Work required ▸ Here are some records; copy every line that holds the word "dakika".

[App and web page records]
=== Begin Enclosure ===
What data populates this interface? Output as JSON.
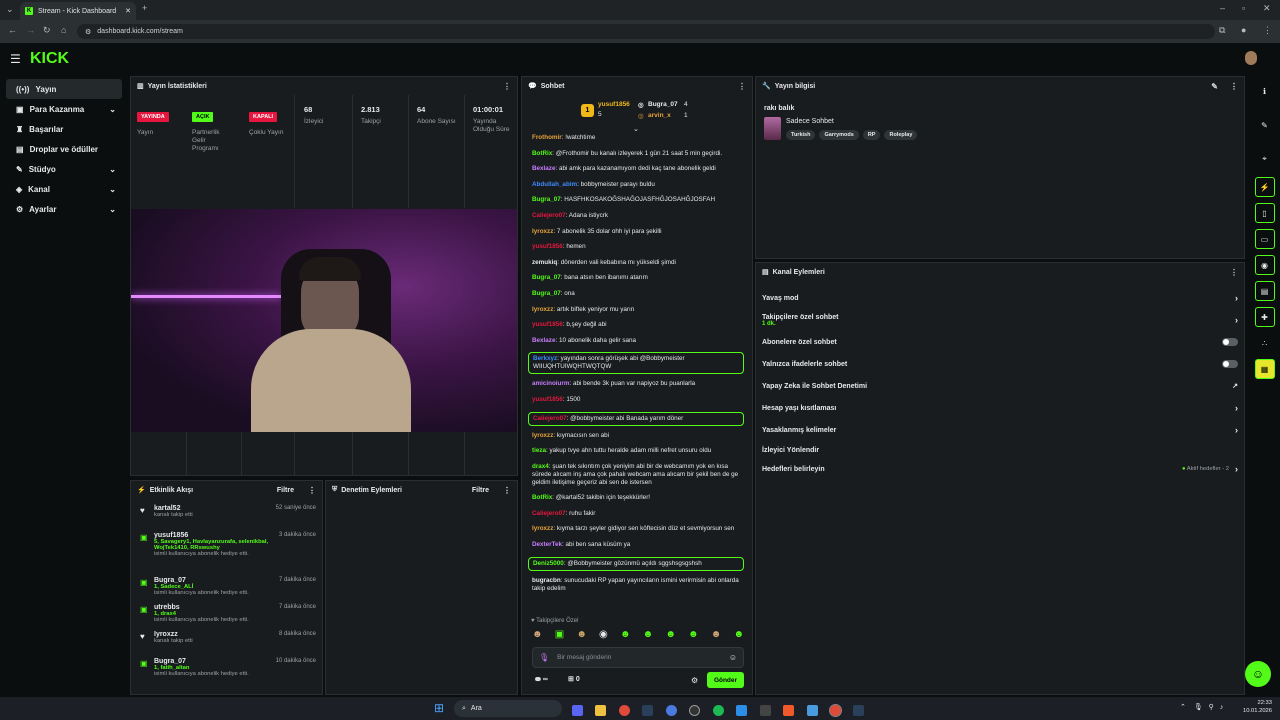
{
  "browser": {
    "tab_title": "Stream - Kick Dashboard",
    "url": "dashboard.kick.com/stream"
  },
  "app": {
    "logo": "KICK"
  },
  "sidebar": {
    "items": [
      {
        "label": "Yayın",
        "icon": "broadcast-icon",
        "active": true
      },
      {
        "label": "Para Kazanma",
        "icon": "money-icon",
        "chevron": true
      },
      {
        "label": "Başarılar",
        "icon": "trophy-icon"
      },
      {
        "label": "Droplar ve ödüller",
        "icon": "gift-icon"
      },
      {
        "label": "Stüdyo",
        "icon": "studio-icon",
        "chevron": true
      },
      {
        "label": "Kanal",
        "icon": "channel-icon",
        "chevron": true
      },
      {
        "label": "Ayarlar",
        "icon": "gear-icon",
        "chevron": true
      }
    ]
  },
  "stats": {
    "title": "Yayın İstatistikleri",
    "cells": [
      {
        "badge": "YAYINDA",
        "badge_color": "#e5173f",
        "label": "Yayın"
      },
      {
        "badge": "AÇIK",
        "badge_color": "#53fc18",
        "label": "Partnerlik Gelir Programı"
      },
      {
        "badge": "KAPALI",
        "badge_color": "#e5173f",
        "label": "Çoklu Yayın"
      },
      {
        "value": "68",
        "label": "İzleyici"
      },
      {
        "value": "2.813",
        "label": "Takipçi"
      },
      {
        "value": "64",
        "label": "Abone Sayısı"
      },
      {
        "value": "01:00:01",
        "label": "Yayında Olduğu Süre"
      }
    ]
  },
  "chat": {
    "title": "Sohbet",
    "leaders": {
      "first": {
        "name": "yusuf1856",
        "count": "5"
      },
      "second": {
        "name": "Bugra_07",
        "count": "4"
      },
      "third": {
        "name": "arvin_x",
        "count": "1"
      }
    },
    "messages": [
      {
        "user": "Frothomir",
        "color": "#e6a23c",
        "text": "!watchtime"
      },
      {
        "user": "BotRix",
        "color": "#53fc18",
        "text": "@Frothomir bu kanalı izleyerek 1 gün 21 saat 5 min geçirdi."
      },
      {
        "user": "Bexlaze",
        "color": "#c77dff",
        "text": "abi amk para kazanamıyom dedi kaç tane abonelik geldi"
      },
      {
        "user": "Abdullah_abim",
        "color": "#3d8bfd",
        "text": "bobbymeister parayı buldu"
      },
      {
        "user": "Bugra_07",
        "color": "#53fc18",
        "text": "HASFHKOSAKOĞSHAĞOJASFHĞJOSAHĞJOSFAH"
      },
      {
        "user": "Caliejero07",
        "color": "#e5173f",
        "text": "Adana istiycrk"
      },
      {
        "user": "Iyroxzz",
        "color": "#e6a23c",
        "text": "7 abonelik 35 dolar ohh iyi para şekilli"
      },
      {
        "user": "yusuf1856",
        "color": "#e5173f",
        "text": "hemen"
      },
      {
        "user": "zemukiq",
        "color": "#e7e9ea",
        "text": "dönerden vali kebabına mı yükseldi şimdi"
      },
      {
        "user": "Bugra_07",
        "color": "#53fc18",
        "text": "bana atsın ben ibanımı atarım"
      },
      {
        "user": "Bugra_07",
        "color": "#53fc18",
        "text": "ona"
      },
      {
        "user": "Iyroxzz",
        "color": "#e6a23c",
        "text": "artık biftek yeniyor mu yarın"
      },
      {
        "user": "yusuf1856",
        "color": "#e5173f",
        "text": "b,şey değil abi"
      },
      {
        "user": "Bexlaze",
        "color": "#c77dff",
        "text": "10 abonelik daha gelir sana"
      },
      {
        "user": "Berkxyz",
        "color": "#3d8bfd",
        "text": "yayından sonra görüşek abi @Bobbymeister WIIUQHTUIWQHTWQTQW",
        "hl": true
      },
      {
        "user": "amicinoiurm",
        "color": "#c77dff",
        "text": "abi bende 3k puan var napiyoz bu puanlarla"
      },
      {
        "user": "yusuf1856",
        "color": "#e5173f",
        "text": "1500"
      },
      {
        "user": "Caliejero07",
        "color": "#e5173f",
        "text": "@bobbymeister abi Banada yarım döner",
        "hl": true
      },
      {
        "user": "Iyroxzz",
        "color": "#e6a23c",
        "text": "kıymacısın sen abi"
      },
      {
        "user": "tieza",
        "color": "#53fc18",
        "text": "yakup tvye ahn tuttu heralde adam milli nefret unsuru oldu"
      },
      {
        "user": "drax4",
        "color": "#53fc18",
        "text": "şuan tek sıkıntım çok yeniyim abi bir de webcamım yok en kısa sürede alıcam inş ama çok pahalı webcam ama alıcam bir şekil ben de ge geldim iletişime geçeriz abi sen de istersen"
      },
      {
        "user": "BotRix",
        "color": "#53fc18",
        "text": "@kartal52 takibin için teşekkürler!"
      },
      {
        "user": "Caliejero07",
        "color": "#e5173f",
        "text": "ruhu fakir"
      },
      {
        "user": "Iyroxzz",
        "color": "#e6a23c",
        "text": "kıyma tarzı şeyler gidiyor sen köftecisin düz et sevmiyorsun sen"
      },
      {
        "user": "DexterTek",
        "color": "#c77dff",
        "text": "abi ben sana küsüm ya"
      },
      {
        "user": "Deniz5000",
        "color": "#53fc18",
        "text": "@Bobbymeister gözünmü açıldı sggshsgsgshsh",
        "hl": true
      },
      {
        "user": "bugracbn",
        "color": "#e7e9ea",
        "text": "sunucudaki RP yapan yayıncıların ismini verirmisin abi onlarda takip edelim"
      }
    ],
    "followers_only_label": "Takipçilere Özel",
    "input_placeholder": "Bir mesaj gönderin",
    "points": "∞",
    "gift_count": "0",
    "send_label": "Gönder"
  },
  "events": {
    "title": "Etkinlik Akışı",
    "filter_label": "Filtre",
    "items": [
      {
        "name": "kartal52",
        "time": "52 saniye önce",
        "detail": "",
        "sub": "kanalı takip etti",
        "icon": "heart-icon"
      },
      {
        "name": "yusuf1856",
        "time": "3 dakika önce",
        "detail": "5, Savagery1, Havlayanzurafa, selenikbal, WojTek1410, RRswushy",
        "sub": "isimli kullanıcıya abonelik hediye etti.",
        "icon": "gift-icon"
      },
      {
        "name": "Bugra_07",
        "time": "7 dakika önce",
        "detail": "1, Sadece_ALİ",
        "sub": "isimli kullanıcıya abonelik hediye etti.",
        "icon": "gift-icon"
      },
      {
        "name": "utrebbs",
        "time": "7 dakika önce",
        "detail": "1, drax4",
        "sub": "isimli kullanıcıya abonelik hediye etti.",
        "icon": "gift-icon"
      },
      {
        "name": "Iyroxzz",
        "time": "8 dakika önce",
        "detail": "",
        "sub": "kanalı takip etti",
        "icon": "heart-icon"
      },
      {
        "name": "Bugra_07",
        "time": "10 dakika önce",
        "detail": "1, fatih_altan",
        "sub": "isimli kullanıcıya abonelik hediye etti.",
        "icon": "gift-icon"
      }
    ]
  },
  "moderation": {
    "title": "Denetim Eylemleri",
    "filter_label": "Filtre"
  },
  "stream_info": {
    "title": "Yayın bilgisi",
    "stream_title": "rakı balık",
    "category": "Sadece Sohbet",
    "tags": [
      "Turkish",
      "Garrymods",
      "RP",
      "Roleplay"
    ]
  },
  "channel_actions": {
    "title": "Kanal Eylemleri",
    "items": [
      {
        "label": "Yavaş mod",
        "control": "arrow"
      },
      {
        "label": "Takipçilere özel sohbet",
        "sub": "1 dk.",
        "control": "arrow"
      },
      {
        "label": "Abonelere özel sohbet",
        "control": "toggle"
      },
      {
        "label": "Yalnızca ifadelerle sohbet",
        "control": "toggle"
      },
      {
        "label": "Yapay Zeka ile Sohbet Denetimi",
        "control": "external"
      },
      {
        "label": "Hesap yaşı kısıtlaması",
        "control": "arrow"
      },
      {
        "label": "Yasaklanmış kelimeler",
        "control": "arrow"
      },
      {
        "label": "İzleyici Yönlendir",
        "control": "none"
      },
      {
        "label": "Hedefleri belirleyin",
        "control": "arrow",
        "status": "Aktif hedefler - 2"
      }
    ]
  },
  "taskbar": {
    "search_label": "Ara",
    "time": "22:33",
    "date": "10.01.2026"
  },
  "colors": {
    "accent": "#53fc18",
    "live": "#e5173f",
    "panel": "#191c1e"
  }
}
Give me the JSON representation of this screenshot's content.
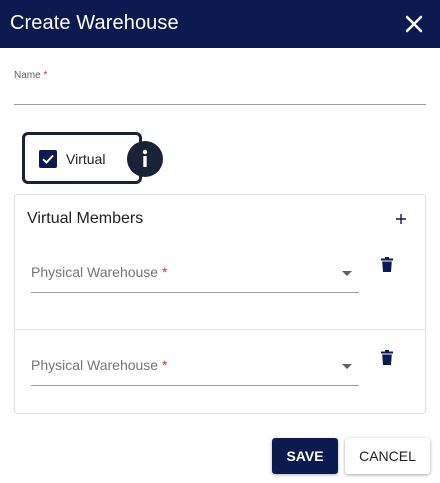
{
  "dialog": {
    "title": "Create Warehouse",
    "close_icon": "close-icon"
  },
  "form": {
    "name_label": "Name",
    "name_required_mark": "*",
    "name_value": "",
    "virtual_label": "Virtual",
    "virtual_checked": true,
    "info_icon": "info-icon"
  },
  "members": {
    "title": "Virtual Members",
    "add_icon": "plus-icon",
    "rows": [
      {
        "label": "Physical Warehouse",
        "required_mark": "*",
        "value": "",
        "delete_icon": "trash-icon"
      },
      {
        "label": "Physical Warehouse",
        "required_mark": "*",
        "value": "",
        "delete_icon": "trash-icon"
      }
    ]
  },
  "actions": {
    "save_label": "SAVE",
    "cancel_label": "CANCEL"
  },
  "colors": {
    "primary": "#0b1a4f",
    "required": "#d32f2f"
  }
}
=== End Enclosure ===
Solution ▸
        "time": "3 dakika önce",
        "time": "7 dakika önce",
        "time": "7 dakika önce",
        "time": "8 dakika önce",
        "time": "10 dakika önce",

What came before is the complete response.